“The best maps are conveyed orally and by gestures, occasionally with a pen and a scrap of paper…just where the road makes that imperceptible fork, that difficult turn” (Tomas Espedal, Tramp). But there was no informal guide to show us the secret, safe path. We are alone, six Canadians under a Norwegian sky. We manage in the only way, the old way, step by step.
When it’s safe to lift our heads, there’s a beautiful pass stretching before us. The trail, such as it is, perches us high above the highway, which is itself above a train track, all three thin parallel lines etched like afterthoughts into a narrow notch between steep granite. On breaks to catch our breath or adjust our boots, we scan the rock-face across from us, and especially the meadows between rockslides. If you want to see muskoxen look for boulders, said one of the Norwegians. Boulders that move.

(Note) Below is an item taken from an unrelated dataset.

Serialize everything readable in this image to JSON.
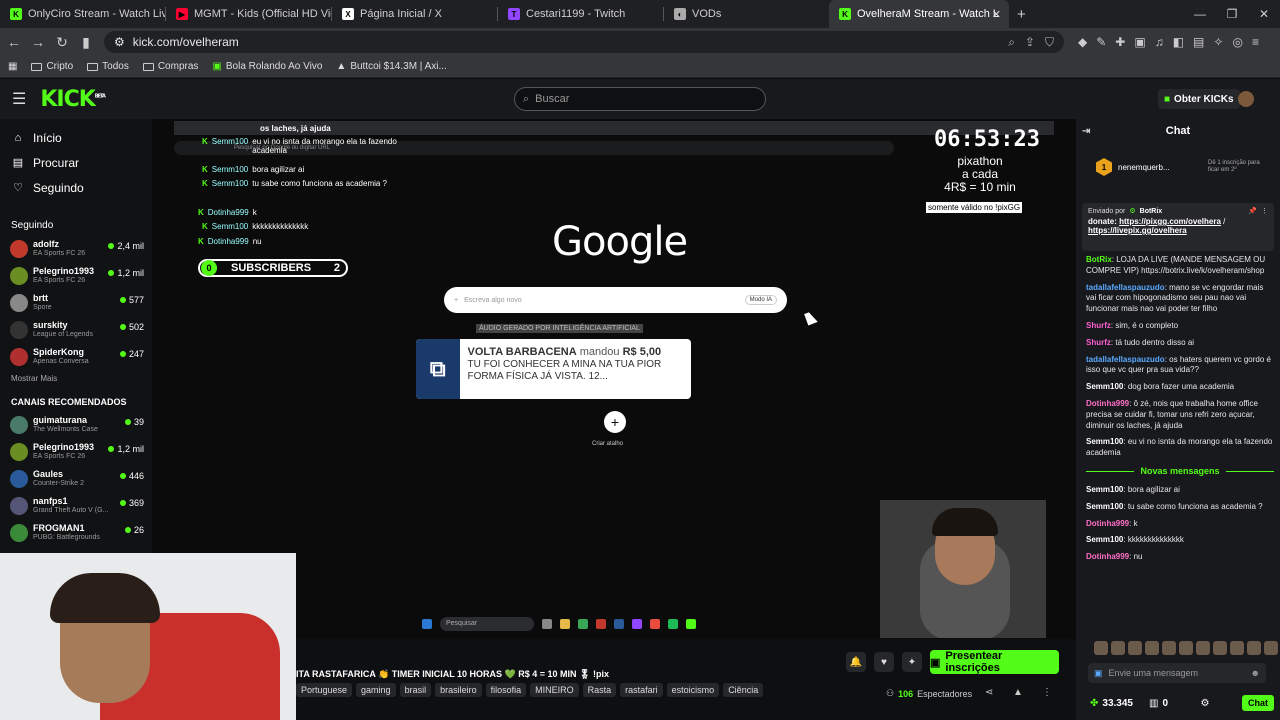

It’s the end of June and there are still banks of snow on the upper flanks. Every hundred meters or so we meet another rushing mountain stream. Is there a bridge? Someone calls out from behind. There is? Thank God. Pilgrim prayers are increasingly simple. Thank God for goretex boots. Here there’s a larger stream, jumping and frothing and swollen with spring run-off. No bridge, but fortunately there are flat rocks and A moves a few into place to stand on. Two of our group take position, mid-current, to help support the others across, water coursing and spraying around our ankles. Crossing water has become routine. No one thinks much more about it until we round a switchback and come face to face with the fact that the gushing current we just traversed flies out the side of a cliff and drops fifty feet through empty space, only yards after our fording. Later that day a Norwegian pilgrim falls and manages to get out, but loses items from her backpack over the precipice.
There’s animal dung of every variety on the path. At first it’s a game to try to imagine the various creatures who have passed. But at one point just before a steep ascent it’s so thick we have to make a detour. The sheep and reindeer are smart, smiles G grimly, as she pushes up the incline; they know how to drop weight when a hill is coming. Yet climbing is easier than a descent. Your heart hammers and the moisture pools at the base of your back where most of the backpack weight sits. But there is none of the shock to your knees, the chance of slipping. And anyway, climbing is hopeful; it means going somewhere.
Eventually we emerge onto a huge flat table-plateau, where we’re rewarded by the high Norwegian landscape: moss-covered rocks and grey-green lichen stretching out in all directions to a treeless horizon. Without a mid-range, distances are deceiving. We see a cabin in the distance, perched on a giant, solitary rock. It takes forever to walk there. In front of the door is a grey mass that turns out to be a waist-high pile of reindeer antlers. We look around but there is no sign of human life, no one to explain the carnage. A flock of sheep approach and retreat, wheel around us in a spiral and disperse, alternating between curiosity and fear. For a few seconds we are two groups completely still, examining each other across the divide of species, before one of us makes a sound and they bolt away again.
After another hour or so under the huge vault of sky, someone calls for a stop. We find spots in the lee of boulders, sheltering from the increasingly cold wind. K pulls her hood up around her ears and falls back into the pillow of lichen. S, who was busy picking greenery in the lower altitudes now adds garnish from the wilderness to our bare sandwiches: leaves and flowers and herbs, edible evidence of where we’ve been. It’s late and there are still many kilometers to go before we sleep. But we pull our hats over our ears and pass the sandwiches and the tea. How long have we been walking? Four days now? Five? No one seems to remember. We lean back into the lichen, and enjoy a view we cannot name, looking out over this strange world like house-guests who are lost but can’t yet admit it.